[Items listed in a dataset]
#####
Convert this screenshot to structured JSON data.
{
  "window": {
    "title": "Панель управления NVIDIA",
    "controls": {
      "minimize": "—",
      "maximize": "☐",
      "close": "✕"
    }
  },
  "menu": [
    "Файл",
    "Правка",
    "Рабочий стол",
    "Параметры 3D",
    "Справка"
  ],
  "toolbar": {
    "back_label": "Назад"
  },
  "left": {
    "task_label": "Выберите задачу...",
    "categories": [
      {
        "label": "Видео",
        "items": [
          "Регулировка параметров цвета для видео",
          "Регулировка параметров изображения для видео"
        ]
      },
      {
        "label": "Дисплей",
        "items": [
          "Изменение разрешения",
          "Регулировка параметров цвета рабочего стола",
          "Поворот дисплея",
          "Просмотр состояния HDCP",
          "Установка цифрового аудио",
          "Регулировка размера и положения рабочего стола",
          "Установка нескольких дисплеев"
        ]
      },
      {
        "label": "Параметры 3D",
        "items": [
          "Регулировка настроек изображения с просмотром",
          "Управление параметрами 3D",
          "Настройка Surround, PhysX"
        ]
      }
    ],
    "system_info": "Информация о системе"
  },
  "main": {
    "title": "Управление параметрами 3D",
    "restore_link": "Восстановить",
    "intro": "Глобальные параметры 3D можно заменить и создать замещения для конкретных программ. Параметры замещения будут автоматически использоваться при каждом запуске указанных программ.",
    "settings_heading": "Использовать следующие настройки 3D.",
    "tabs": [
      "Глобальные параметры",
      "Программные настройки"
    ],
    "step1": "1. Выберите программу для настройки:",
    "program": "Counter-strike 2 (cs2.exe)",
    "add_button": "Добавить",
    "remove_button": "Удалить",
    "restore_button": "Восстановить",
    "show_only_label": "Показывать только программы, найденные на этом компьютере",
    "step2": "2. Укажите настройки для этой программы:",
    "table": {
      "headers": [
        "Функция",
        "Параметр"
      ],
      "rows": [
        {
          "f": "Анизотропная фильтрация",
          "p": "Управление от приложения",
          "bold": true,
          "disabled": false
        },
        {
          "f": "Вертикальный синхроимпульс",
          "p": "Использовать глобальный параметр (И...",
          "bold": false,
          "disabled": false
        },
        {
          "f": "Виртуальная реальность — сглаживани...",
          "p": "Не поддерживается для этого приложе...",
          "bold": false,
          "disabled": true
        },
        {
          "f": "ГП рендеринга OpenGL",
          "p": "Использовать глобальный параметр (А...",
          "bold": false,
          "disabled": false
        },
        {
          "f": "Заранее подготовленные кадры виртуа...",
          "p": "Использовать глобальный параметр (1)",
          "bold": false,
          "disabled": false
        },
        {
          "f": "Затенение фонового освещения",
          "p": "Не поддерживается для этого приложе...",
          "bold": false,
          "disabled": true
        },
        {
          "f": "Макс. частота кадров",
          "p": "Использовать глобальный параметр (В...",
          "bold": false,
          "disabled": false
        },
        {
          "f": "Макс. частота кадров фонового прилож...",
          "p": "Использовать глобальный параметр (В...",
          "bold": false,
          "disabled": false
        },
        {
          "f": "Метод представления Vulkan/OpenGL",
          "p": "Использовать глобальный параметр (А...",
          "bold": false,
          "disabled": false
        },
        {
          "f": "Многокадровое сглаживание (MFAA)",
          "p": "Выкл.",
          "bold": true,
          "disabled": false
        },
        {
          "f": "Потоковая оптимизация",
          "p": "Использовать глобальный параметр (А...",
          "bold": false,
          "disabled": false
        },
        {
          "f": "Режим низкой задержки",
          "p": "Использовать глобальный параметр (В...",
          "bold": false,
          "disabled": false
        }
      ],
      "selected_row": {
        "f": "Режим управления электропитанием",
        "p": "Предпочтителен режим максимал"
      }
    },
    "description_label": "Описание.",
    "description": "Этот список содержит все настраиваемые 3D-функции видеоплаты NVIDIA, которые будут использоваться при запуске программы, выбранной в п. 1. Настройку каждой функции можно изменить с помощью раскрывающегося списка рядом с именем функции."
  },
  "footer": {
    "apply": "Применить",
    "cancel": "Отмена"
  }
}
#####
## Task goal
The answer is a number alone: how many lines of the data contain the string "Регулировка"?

## Written response
5